Destructoid 7.5/10: "In that sense Octopath Traveler is a little at odds with itself. It's fun to play, the characters are mostly compelling, and it looks incredible. Yet, there's a harrowing feeling of emptiness at points, especially during some of the game's blander dungeon crawls. For the vast majority of the adventure I cared about my party's motivations and the world around them, but every so often I'd get that sinking feeling that I had been there before, both pragmatically and spiritually within the confines of Octopath's own universe. Brand new JRPG players who can get over a few of the more archaic notions might find it more refreshing.
"But there's one thing I never got tired of -- the aesthetics. I want to see more games use this "2.5D HD" style, and please don't make me wait a decade and change this time. It's easy to compare it to something like Final Fantasy Tactics, but the more you play Octopath the more you'll see that it's really its own thing. Winding vertical dungeon layers hide secrets without making navigation too frustrating, small towns have their own charm about them, and character models, especially bosses, are emotive. That charm also extends to the beautiful soundtrack."

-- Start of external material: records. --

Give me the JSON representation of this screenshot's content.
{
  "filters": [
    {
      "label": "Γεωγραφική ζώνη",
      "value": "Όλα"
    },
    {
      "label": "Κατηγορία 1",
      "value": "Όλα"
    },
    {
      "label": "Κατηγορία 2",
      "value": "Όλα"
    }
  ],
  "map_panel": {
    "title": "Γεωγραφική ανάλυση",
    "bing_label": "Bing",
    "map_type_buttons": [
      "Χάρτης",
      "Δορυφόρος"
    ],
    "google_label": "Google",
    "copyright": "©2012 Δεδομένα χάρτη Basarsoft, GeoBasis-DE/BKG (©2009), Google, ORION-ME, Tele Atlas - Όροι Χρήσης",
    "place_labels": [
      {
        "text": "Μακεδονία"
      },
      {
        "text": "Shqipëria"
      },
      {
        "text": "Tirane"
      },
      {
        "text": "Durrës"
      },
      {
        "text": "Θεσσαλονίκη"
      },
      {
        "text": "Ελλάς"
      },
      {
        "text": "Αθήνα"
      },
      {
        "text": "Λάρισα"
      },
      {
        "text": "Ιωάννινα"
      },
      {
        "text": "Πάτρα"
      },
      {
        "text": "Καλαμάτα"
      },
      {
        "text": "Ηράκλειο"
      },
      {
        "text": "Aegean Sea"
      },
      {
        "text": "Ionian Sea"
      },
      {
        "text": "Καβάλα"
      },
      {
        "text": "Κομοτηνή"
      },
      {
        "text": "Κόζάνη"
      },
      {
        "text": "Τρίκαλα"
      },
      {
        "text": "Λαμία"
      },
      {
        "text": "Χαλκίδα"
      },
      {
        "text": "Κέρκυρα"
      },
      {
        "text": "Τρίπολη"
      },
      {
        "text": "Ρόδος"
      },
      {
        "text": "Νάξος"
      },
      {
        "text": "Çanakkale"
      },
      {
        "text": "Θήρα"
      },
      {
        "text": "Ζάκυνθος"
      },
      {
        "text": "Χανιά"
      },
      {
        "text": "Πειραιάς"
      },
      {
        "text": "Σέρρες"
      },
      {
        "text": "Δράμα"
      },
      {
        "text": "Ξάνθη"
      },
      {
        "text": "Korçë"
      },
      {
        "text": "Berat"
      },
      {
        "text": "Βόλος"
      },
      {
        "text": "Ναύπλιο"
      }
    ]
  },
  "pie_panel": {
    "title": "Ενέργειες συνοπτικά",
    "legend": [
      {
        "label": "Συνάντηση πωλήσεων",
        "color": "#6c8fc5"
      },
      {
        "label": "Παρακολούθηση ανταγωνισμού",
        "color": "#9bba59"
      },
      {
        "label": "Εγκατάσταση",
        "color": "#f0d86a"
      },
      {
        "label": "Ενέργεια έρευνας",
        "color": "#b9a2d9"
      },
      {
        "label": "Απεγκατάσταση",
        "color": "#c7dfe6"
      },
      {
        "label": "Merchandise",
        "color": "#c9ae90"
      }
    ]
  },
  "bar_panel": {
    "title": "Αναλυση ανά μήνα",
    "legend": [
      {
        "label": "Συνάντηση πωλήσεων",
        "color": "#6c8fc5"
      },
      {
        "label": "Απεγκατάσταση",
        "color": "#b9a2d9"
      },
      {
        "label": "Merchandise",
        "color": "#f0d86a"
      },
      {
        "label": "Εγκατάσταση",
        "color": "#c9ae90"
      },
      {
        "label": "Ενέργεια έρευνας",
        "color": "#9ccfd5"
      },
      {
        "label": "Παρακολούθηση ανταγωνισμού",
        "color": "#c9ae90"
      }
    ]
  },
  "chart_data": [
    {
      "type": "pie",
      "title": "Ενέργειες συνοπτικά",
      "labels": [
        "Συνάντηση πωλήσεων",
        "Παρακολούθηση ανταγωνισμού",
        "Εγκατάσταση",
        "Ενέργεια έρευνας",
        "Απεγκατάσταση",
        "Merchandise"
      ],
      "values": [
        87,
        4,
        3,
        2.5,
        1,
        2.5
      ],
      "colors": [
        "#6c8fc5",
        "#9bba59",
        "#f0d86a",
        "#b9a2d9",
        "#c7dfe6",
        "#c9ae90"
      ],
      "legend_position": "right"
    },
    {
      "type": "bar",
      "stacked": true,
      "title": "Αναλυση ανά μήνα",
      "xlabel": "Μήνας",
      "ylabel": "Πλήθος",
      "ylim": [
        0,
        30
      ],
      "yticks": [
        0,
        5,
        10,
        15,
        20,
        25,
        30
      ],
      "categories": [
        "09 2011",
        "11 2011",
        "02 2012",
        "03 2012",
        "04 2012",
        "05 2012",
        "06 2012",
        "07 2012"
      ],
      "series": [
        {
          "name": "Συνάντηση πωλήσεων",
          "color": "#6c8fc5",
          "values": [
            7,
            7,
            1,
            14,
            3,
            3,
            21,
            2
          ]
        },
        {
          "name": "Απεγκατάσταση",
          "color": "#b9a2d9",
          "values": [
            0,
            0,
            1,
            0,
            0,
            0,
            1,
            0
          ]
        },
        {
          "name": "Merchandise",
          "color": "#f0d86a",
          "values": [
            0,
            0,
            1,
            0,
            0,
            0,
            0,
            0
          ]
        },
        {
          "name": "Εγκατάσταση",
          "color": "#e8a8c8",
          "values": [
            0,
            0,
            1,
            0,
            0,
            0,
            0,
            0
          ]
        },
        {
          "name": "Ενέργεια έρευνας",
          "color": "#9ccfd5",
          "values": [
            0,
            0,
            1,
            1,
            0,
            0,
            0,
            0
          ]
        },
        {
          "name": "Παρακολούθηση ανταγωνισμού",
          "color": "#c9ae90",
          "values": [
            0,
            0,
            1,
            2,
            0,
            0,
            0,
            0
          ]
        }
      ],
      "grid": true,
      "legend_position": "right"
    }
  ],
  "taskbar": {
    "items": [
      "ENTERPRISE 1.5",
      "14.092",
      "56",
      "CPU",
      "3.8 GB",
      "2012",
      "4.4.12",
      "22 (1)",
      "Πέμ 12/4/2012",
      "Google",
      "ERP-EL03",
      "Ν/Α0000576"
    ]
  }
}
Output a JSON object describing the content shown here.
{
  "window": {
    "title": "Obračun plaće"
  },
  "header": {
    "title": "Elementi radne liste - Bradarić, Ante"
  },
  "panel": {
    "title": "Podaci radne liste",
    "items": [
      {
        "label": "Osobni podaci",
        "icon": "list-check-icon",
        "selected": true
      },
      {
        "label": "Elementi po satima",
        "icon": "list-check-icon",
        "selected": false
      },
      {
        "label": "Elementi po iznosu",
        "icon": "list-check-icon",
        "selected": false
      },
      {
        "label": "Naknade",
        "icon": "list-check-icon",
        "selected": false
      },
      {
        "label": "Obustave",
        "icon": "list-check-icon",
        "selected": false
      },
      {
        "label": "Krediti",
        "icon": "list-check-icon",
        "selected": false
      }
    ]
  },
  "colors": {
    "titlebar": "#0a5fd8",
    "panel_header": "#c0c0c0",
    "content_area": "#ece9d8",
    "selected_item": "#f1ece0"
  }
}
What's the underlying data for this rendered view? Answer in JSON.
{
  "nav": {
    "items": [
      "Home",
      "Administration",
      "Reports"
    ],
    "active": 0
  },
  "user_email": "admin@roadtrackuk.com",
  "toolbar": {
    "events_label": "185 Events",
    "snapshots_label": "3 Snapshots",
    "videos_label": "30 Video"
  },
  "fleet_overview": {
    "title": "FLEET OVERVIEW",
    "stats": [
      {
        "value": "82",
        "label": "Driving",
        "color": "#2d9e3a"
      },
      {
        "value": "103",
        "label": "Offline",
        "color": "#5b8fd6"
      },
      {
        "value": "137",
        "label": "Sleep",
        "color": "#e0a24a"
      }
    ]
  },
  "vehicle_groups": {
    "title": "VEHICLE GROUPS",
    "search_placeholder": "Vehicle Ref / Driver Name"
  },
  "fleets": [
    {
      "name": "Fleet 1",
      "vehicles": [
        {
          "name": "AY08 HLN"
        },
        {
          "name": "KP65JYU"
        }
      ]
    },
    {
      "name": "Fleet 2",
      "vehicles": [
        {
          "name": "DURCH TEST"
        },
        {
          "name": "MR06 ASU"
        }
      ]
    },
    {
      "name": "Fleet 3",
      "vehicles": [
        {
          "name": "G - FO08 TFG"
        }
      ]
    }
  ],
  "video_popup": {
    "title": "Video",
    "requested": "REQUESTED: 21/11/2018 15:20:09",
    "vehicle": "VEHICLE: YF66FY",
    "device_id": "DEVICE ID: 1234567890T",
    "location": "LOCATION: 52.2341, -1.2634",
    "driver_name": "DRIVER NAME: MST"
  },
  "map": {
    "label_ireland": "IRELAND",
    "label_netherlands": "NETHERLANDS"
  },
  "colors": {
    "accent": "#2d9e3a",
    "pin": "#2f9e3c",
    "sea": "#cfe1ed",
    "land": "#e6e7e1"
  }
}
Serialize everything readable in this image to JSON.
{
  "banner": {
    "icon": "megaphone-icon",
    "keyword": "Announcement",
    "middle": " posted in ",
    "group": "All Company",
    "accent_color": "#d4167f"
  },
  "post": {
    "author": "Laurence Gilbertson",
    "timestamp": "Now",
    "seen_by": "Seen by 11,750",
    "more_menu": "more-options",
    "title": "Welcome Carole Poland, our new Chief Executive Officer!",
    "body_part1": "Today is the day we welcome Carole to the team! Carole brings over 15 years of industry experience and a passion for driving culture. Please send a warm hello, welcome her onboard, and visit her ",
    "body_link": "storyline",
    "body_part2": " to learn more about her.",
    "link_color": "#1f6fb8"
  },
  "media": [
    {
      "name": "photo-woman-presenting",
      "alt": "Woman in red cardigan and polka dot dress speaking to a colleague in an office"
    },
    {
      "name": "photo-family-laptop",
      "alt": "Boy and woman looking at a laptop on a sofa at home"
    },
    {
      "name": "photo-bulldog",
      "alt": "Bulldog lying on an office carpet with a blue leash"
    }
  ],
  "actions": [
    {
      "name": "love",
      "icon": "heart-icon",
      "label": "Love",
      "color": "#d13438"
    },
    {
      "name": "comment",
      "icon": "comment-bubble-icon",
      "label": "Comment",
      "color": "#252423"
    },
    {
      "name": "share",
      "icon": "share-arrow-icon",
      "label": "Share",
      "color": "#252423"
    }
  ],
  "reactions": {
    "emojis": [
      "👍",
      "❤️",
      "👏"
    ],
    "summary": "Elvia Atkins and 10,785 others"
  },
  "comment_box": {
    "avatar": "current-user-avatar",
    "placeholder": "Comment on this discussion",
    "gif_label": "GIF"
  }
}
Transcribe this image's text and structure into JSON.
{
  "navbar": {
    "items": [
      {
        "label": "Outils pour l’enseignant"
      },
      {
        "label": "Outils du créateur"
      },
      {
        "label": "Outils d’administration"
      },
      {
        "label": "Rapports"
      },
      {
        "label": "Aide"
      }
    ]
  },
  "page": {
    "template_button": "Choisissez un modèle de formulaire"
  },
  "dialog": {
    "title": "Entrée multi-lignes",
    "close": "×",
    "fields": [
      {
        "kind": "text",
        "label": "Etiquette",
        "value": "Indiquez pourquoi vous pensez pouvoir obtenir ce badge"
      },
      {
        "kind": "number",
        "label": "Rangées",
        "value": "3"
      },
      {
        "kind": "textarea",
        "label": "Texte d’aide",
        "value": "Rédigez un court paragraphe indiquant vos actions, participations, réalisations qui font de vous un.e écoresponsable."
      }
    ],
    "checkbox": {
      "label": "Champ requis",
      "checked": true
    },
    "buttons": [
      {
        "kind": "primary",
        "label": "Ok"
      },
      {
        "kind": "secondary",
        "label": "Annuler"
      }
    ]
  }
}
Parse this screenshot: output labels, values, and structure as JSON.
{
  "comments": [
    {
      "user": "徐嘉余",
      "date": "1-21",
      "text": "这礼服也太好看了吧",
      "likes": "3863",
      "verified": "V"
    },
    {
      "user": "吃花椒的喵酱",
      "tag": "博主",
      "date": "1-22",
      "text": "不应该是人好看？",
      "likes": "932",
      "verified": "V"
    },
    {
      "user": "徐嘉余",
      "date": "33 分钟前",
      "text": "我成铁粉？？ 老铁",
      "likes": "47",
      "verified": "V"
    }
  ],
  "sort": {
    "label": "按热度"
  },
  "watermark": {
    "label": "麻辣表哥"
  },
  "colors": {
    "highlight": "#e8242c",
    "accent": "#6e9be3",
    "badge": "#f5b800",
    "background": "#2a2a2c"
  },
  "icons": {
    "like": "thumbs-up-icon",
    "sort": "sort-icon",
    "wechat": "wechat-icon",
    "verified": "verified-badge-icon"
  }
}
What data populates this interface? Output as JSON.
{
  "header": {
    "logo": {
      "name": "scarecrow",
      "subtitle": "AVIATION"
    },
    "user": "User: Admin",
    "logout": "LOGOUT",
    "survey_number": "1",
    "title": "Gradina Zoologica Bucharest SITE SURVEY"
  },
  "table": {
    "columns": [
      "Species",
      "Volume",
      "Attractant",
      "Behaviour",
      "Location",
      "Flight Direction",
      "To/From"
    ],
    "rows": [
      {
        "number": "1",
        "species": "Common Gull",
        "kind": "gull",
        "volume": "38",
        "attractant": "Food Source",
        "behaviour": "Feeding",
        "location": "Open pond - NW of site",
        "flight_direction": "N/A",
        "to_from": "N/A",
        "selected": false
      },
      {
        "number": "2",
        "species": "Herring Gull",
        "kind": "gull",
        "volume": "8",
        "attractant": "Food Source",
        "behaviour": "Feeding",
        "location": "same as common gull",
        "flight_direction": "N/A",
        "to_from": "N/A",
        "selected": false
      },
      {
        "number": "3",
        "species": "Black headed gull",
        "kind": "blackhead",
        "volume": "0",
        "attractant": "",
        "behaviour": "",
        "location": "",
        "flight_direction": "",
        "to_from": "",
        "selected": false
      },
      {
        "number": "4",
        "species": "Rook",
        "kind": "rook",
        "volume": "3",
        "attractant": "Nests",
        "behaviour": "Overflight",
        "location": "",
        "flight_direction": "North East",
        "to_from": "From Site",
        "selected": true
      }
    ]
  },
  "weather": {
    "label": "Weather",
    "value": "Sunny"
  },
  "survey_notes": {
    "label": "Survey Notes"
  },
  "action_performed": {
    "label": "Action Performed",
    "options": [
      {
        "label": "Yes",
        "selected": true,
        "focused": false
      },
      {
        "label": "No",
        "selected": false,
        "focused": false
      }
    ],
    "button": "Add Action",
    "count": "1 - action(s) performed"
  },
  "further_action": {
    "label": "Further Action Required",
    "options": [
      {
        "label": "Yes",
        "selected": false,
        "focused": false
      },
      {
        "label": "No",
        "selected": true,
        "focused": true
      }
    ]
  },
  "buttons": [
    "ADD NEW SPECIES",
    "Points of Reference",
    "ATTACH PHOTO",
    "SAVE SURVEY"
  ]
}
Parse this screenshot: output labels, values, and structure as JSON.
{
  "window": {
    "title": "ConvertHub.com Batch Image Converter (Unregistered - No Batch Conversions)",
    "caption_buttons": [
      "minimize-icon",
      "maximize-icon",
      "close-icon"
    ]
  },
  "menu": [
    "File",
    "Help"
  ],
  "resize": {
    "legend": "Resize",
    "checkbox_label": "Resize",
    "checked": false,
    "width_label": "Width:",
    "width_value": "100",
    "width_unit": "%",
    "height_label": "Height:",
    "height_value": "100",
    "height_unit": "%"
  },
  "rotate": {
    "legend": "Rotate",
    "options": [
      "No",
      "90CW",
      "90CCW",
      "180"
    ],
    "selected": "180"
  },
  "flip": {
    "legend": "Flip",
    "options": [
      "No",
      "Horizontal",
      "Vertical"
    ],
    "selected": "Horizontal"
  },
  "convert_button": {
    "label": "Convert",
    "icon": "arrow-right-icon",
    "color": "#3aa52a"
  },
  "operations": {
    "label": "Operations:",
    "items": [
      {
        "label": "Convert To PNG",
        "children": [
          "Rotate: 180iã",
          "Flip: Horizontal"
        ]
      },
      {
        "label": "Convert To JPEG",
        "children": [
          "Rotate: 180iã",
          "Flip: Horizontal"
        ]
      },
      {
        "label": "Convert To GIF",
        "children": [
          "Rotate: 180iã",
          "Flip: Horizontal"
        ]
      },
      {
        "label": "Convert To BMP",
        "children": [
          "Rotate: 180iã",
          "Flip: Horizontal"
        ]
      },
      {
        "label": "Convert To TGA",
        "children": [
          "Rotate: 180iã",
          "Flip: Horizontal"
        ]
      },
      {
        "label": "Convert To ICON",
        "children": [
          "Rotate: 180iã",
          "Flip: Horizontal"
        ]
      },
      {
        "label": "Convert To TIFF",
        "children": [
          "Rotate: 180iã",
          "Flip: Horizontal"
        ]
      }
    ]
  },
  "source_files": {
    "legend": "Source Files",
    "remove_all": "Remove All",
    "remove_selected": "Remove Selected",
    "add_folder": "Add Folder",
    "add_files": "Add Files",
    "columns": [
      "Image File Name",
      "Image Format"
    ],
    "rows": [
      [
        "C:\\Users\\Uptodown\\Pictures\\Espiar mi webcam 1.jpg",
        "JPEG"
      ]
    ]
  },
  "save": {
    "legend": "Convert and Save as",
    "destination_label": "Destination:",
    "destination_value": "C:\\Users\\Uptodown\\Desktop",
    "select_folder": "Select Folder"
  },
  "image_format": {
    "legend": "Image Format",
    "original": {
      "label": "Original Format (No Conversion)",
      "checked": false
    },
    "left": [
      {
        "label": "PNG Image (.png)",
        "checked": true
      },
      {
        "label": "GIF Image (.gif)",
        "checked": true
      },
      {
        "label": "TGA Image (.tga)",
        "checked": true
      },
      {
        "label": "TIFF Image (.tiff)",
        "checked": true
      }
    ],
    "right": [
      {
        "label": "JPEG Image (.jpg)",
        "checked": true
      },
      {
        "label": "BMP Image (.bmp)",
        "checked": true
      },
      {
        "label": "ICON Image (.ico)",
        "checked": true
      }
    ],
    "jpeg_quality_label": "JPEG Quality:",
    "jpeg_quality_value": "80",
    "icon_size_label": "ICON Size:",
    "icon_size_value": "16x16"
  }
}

Nintendo Life 9/10: "Octopath Traveler is a special RPG, the kind of game that keeps an eye on the past while walking bravely into the future. Indeed, we’d even go so far as to say this is the best RPG you can find on the Switch to date, all elements of this game link together perfectly to make for a harmonious and immersing experience that you’ll find difficult to put down. We’d recommend Octopath Traveler to both fans and newcomers of RPGs; the game does a fantastic job of straddling that line of accessibility and depth, satisfying both camps with its dizzying amount of content. Classic-inspired gameplay, an orchestrated soundtrack, and a unique approach to storytelling make this a game that you won’t want to miss. This is an absolute must buy."
Octopath Traveler is available now on Nintendo Switch.
Ozzie Mejia posted a new article, Final Score: Octopath Traveler
I think I've bounced off the game after 5-10 hours. I like the gameplay, though it's a bit too grindy, but really it's the story that is just a huge bummer. The criticisms that it's nothing but 8 unconnected vignettes are spot on. None of them are especially compelling or are given any time to develop. You go through the basic motivations of your main character in Chapter 1 - let's say that gets you to level 5 - and then the next stage in his/her story is level 27 or something which is many hours away. You're expected to go through and complete nothing but these introductions for all 8 characters, which takes a long time, before you get any kind of actual story progression. Then I'm sure it's the same for Chapter 3.
The characters don't converse, they don't acknowledge one another's presence in any way. What's the point? It just gave me nothing to latch on to. The game could have been so much better if all the stories were connected. Maybe lock down the character order to some extent so you can script conversations between them.